With a headline that definitive, how much more copy do you really need? Evidently quite a lot, because this page is devoted entirely to selling you the many features and benefits of this made-for-Sears shotgun… Continue reading The Handsomest, Safest, Strongest Single Hammer Gun Made in America
Radio Shack Computer Catalog, 1980. Oh sure, your iPhone or Galaxy is about a million times faster, and stores a several gazillion times more stuff, and has color displays and cameras and wireless connectivity and more apps installed than you can even remember , but you gotta start somewhere. And basically it started with this… Continue reading The Original Pocketable Computer
LaSalle Auto Brochure, 1939 “Gee, our old LaSalle ran great!” warbled Archie Bunker in the theme song of the “All in the Family” TV show. As well it should have – it was built by Cadillac as a slightly-more-affordable car series.
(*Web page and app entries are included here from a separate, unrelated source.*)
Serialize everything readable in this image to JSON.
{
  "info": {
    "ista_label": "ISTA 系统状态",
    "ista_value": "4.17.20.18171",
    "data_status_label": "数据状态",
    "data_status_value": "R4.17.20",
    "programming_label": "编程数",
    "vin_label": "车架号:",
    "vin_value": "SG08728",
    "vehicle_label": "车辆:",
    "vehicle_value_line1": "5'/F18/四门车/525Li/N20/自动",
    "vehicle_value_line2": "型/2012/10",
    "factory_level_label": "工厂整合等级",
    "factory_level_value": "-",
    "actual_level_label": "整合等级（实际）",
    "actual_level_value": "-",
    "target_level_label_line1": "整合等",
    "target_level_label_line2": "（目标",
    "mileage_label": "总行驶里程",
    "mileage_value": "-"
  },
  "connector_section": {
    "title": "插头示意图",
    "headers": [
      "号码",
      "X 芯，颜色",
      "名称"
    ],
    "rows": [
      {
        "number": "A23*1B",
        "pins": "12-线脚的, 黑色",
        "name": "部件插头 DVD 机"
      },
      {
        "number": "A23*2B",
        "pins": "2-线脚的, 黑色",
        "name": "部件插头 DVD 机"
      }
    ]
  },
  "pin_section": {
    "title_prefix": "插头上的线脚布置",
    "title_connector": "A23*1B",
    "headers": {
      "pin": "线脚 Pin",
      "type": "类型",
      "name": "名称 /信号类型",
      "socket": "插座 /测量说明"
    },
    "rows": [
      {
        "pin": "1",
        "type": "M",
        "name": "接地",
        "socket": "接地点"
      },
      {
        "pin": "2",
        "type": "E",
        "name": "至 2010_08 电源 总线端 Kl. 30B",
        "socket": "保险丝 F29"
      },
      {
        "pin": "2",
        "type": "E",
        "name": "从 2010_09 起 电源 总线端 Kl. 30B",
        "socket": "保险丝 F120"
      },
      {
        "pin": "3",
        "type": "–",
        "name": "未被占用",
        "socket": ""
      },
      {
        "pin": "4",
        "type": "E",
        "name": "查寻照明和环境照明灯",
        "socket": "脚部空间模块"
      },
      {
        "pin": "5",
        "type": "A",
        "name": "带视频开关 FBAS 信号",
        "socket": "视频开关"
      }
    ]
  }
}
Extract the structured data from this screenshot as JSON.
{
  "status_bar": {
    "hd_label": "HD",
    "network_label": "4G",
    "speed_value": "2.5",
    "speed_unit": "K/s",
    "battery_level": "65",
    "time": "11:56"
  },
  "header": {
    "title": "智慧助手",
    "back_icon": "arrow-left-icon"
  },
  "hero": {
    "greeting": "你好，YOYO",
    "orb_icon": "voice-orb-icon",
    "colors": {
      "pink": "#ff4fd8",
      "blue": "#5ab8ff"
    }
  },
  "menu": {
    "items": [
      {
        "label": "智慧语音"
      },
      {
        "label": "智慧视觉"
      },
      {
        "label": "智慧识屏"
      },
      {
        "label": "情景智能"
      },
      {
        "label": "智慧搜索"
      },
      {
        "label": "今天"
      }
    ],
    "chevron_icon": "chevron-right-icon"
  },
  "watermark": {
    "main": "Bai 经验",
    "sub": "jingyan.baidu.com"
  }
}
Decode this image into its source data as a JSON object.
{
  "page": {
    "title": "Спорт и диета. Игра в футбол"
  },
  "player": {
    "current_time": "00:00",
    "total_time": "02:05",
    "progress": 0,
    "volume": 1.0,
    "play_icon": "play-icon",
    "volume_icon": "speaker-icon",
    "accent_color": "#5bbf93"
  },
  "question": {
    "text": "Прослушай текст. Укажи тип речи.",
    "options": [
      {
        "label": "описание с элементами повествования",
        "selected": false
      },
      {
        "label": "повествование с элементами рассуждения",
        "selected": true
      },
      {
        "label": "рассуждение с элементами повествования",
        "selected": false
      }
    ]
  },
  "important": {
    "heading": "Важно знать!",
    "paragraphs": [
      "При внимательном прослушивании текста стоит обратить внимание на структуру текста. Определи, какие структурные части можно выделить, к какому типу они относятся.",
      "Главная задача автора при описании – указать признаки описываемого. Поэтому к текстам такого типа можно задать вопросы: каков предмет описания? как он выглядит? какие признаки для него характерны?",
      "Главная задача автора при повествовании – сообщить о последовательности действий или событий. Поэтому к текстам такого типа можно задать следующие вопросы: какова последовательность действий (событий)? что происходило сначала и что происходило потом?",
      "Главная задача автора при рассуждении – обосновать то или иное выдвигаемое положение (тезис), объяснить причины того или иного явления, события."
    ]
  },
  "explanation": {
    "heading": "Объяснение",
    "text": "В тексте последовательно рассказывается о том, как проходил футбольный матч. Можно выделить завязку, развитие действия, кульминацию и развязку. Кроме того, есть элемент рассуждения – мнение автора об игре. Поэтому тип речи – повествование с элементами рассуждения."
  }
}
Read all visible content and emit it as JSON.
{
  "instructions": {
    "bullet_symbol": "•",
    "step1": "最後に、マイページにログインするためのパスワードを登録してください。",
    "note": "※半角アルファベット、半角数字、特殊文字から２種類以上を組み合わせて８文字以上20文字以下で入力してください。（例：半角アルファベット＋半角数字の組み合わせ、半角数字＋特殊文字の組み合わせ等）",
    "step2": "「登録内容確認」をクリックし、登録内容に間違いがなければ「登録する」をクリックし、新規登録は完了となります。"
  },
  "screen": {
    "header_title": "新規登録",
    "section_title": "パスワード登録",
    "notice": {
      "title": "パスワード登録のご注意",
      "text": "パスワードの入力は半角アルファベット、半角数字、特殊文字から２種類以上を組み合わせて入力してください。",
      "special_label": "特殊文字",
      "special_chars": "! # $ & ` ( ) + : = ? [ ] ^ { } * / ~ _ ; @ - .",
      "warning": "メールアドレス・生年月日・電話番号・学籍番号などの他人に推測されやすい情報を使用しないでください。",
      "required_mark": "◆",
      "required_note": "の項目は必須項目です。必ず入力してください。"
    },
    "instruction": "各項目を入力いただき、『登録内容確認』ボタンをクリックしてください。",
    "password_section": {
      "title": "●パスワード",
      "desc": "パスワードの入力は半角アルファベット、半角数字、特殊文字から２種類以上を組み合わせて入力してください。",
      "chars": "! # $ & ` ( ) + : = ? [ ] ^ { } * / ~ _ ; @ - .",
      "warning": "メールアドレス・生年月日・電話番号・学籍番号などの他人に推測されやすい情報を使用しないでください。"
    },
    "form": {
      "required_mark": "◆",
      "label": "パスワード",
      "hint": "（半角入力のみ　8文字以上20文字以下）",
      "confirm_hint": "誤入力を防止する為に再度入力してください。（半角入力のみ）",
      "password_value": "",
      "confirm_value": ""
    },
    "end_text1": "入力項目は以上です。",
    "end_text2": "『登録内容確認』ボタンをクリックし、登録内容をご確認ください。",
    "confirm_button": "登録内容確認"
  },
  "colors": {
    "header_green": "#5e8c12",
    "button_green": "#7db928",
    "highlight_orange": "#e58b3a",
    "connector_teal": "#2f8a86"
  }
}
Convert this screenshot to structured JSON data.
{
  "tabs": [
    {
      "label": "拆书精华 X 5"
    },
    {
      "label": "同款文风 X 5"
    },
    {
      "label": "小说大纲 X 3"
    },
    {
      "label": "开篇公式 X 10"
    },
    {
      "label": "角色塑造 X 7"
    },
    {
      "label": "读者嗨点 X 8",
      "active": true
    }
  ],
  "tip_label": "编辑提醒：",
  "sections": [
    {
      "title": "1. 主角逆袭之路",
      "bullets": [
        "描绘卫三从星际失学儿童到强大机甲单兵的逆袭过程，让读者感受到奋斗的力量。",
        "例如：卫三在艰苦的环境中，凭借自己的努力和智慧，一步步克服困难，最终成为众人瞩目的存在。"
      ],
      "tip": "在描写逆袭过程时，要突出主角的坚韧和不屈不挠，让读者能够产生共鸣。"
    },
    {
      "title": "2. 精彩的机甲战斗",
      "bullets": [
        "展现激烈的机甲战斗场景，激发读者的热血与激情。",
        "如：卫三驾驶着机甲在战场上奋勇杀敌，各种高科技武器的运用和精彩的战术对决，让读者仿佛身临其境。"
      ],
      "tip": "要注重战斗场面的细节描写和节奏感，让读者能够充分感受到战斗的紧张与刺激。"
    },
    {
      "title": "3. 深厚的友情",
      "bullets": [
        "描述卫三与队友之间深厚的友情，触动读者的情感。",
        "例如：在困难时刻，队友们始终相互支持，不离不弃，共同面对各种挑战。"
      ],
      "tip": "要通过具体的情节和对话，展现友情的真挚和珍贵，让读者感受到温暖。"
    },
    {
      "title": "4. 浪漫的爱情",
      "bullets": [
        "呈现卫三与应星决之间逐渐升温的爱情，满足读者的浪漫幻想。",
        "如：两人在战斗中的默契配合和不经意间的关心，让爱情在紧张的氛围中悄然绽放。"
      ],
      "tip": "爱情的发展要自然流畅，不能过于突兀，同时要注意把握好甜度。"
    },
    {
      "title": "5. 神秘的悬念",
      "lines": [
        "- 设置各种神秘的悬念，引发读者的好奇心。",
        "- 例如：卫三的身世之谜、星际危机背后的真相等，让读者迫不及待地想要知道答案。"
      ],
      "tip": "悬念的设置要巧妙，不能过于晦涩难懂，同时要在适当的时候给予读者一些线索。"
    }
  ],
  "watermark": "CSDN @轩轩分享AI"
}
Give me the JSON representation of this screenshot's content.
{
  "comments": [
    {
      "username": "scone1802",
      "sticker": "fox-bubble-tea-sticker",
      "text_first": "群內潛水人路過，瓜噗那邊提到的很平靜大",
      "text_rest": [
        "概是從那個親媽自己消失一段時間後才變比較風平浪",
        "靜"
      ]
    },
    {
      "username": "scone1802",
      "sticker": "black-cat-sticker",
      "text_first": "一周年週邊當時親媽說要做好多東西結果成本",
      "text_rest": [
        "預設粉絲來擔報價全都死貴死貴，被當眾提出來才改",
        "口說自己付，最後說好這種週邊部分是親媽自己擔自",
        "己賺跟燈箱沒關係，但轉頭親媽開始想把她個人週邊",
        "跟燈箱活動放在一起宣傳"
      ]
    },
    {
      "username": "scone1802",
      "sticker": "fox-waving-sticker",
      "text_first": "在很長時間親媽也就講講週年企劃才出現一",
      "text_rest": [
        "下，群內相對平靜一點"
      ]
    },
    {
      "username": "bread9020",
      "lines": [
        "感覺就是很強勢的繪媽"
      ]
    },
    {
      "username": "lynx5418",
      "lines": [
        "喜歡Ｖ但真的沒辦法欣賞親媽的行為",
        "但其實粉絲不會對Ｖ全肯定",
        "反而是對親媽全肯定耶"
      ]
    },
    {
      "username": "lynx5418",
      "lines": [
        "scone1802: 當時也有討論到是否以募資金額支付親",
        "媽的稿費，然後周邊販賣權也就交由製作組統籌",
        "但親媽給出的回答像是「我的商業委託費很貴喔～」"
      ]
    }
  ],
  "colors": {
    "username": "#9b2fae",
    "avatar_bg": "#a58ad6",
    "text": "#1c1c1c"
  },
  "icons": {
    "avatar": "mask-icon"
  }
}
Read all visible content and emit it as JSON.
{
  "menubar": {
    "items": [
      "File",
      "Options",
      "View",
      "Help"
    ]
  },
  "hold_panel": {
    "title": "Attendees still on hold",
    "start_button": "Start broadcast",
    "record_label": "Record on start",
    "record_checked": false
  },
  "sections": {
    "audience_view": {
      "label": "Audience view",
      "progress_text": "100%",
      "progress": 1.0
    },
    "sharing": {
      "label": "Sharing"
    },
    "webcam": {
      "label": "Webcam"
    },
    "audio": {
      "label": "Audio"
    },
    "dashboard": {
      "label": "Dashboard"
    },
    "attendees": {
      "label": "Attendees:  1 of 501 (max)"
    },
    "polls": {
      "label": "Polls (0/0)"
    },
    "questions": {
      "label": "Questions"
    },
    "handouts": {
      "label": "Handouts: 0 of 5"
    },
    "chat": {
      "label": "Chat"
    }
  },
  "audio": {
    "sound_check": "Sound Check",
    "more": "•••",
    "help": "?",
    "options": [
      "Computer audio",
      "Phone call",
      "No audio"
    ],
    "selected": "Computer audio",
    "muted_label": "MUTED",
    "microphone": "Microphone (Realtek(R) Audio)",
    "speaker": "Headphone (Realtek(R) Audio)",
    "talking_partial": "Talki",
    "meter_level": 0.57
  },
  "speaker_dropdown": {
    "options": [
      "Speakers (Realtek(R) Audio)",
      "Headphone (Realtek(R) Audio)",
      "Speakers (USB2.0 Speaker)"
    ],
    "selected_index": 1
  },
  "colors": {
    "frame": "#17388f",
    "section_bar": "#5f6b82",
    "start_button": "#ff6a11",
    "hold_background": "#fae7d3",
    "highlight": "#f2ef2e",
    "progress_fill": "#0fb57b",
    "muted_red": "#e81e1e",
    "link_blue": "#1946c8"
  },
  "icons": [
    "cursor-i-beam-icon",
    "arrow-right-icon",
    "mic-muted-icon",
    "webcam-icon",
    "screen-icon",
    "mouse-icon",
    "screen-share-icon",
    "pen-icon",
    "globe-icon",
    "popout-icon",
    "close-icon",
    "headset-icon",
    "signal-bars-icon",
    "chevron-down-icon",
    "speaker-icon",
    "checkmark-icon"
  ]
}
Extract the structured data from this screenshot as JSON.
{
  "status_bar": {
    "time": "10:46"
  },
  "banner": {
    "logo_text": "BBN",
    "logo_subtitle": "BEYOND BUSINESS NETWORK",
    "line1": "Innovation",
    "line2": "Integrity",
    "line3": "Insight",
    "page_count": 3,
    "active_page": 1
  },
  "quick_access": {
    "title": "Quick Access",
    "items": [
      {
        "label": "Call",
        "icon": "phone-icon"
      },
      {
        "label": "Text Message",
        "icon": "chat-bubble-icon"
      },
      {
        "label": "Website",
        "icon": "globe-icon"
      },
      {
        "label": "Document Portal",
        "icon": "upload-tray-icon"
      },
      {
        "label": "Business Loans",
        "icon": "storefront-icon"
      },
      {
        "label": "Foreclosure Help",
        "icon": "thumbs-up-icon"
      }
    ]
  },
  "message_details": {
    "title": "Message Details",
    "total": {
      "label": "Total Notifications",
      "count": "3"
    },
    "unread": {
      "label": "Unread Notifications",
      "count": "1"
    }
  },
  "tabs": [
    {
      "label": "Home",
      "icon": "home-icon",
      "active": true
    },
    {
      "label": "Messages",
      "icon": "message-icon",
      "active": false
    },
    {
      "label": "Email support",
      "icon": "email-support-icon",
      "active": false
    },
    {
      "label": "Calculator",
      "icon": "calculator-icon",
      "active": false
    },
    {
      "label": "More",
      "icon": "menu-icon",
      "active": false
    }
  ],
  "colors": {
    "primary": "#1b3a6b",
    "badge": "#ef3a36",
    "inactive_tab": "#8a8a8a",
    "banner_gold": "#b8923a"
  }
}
MSRP in 1939: $1800. Value today: $38,000 – $83,000 (And just to make me … Continue reading Cadillac, Jr.
Neiman-Marcus Christmas Book, 1969 / One of the the most famous items ever placed for sale ($10,600) in a catalog, the “Honeywell Kitchen Computer” was the first time most people were introduced to something we might now call a “home computer.” Continue reading If she can only cook as well as Honeywell can compute.
In the middle of the 20th century's Great Depression, Sears Roebuck and Co., the nation's biggest retailer, coined a name for their Christmas catalog: the “Wish Book.” Maybe it was because in 1935 too many families could only wish they could buy all the wonderful things pictured in it's pages. But the name stuck, because … Continue reading The Wish Book: A Century of American Catalogs